Rental Property Depreciation & the Useful Life of a Furnace
When you own a capital asset, the Internal Revenue Service lets you write off its value for a number of years through depreciation. Depreciation simulates the gradual loss of value as a car, computer, furnace or building ages. The benefit of depreciation is that, because you don't spend money every year on it, it effectively shelters that portion of your income from taxes. The downside is that when you make major purchases, like buying a furnace, you have to spend the money upfront but realize the tax write-off over a set number of years.
Repair or Improvement
Many landlords consider replacing a furnace as a repair to the building. In the Internal Revenue Service's eyes, though, it's an improvement. The difference is significant, as you can write off the entire cost of a repair in the year you pay for it, while you have to depreciate improvements. The IRS defines an improvement as something that betters, adapts or restores a property. Because installing a new furnace is a betterment, you'll have to treat it as an improvement and depreciate it.
Rental Property Class Life
Residential rental properties are depreciated over 27.5 years. Commercial rentals are depreciated over 39 years. Land, however, isn't depreciated at all, so you'll need to subtract its value from your depreciable basis. Improvements you make to your property are assigned the same life as the property, so if you put a furnace in a rental home, it'll have a 27.5 year lease starting from the date you install it.
Typical Life of a Furnace
The 27.5 year life that the IRS assigns to a furnace when it's installed in a residential rental property is relatively close to how long the average heating system lasts. A gas furnace should last 15 to 25 years, while a heat exchanger is good for 15 to 30 years and an oil furnace is good for 20 to 30 years. Boilers last longer – 30 to 50 years for cast iron and 30 to 40 years for steel.
If your furnace doesn't last as long as the IRS says, or if you choose to replace it for any other reason, you will have to stop depreciating it. If you sell it for less than your depreciated value, you can realize a capital loss. However, if you write it off and replace it, it will stay with your building's basis and reduce your capital gains and recapture taxes when you sell. You can't treat the retirement of part of a piece of real property by itself as a sale.
- Total Home Inspections Inc.: Useful Life Expectancies
- IRS: A Brief Overview of Depreciation
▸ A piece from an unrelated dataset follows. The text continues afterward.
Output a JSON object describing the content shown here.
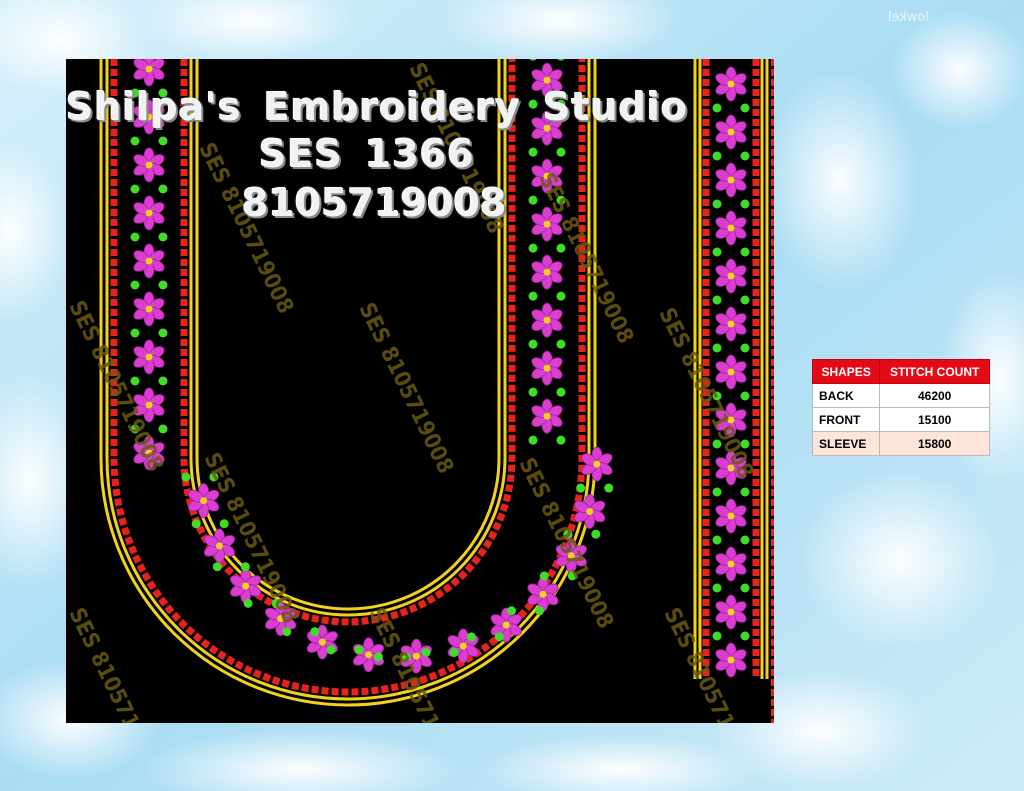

- IRS: Publication 946 -- How to Depreciate Property
- NOLO: Repairs vs. Improvements -- Complicated New Rules Go Into Effect in 2014
- Publication 527 (2019), Residential Rental Property | Internal Revenue Service
Steve Lander has been a writer since 1996, with experience in the fields of financial services, real estate and technology. His work has appeared in trade publications such as the "Minnesota Real Estate Journal" and "Minnesota Multi-Housing Association Advocate." Lander holds a Bachelor of Arts in political science from Columbia University.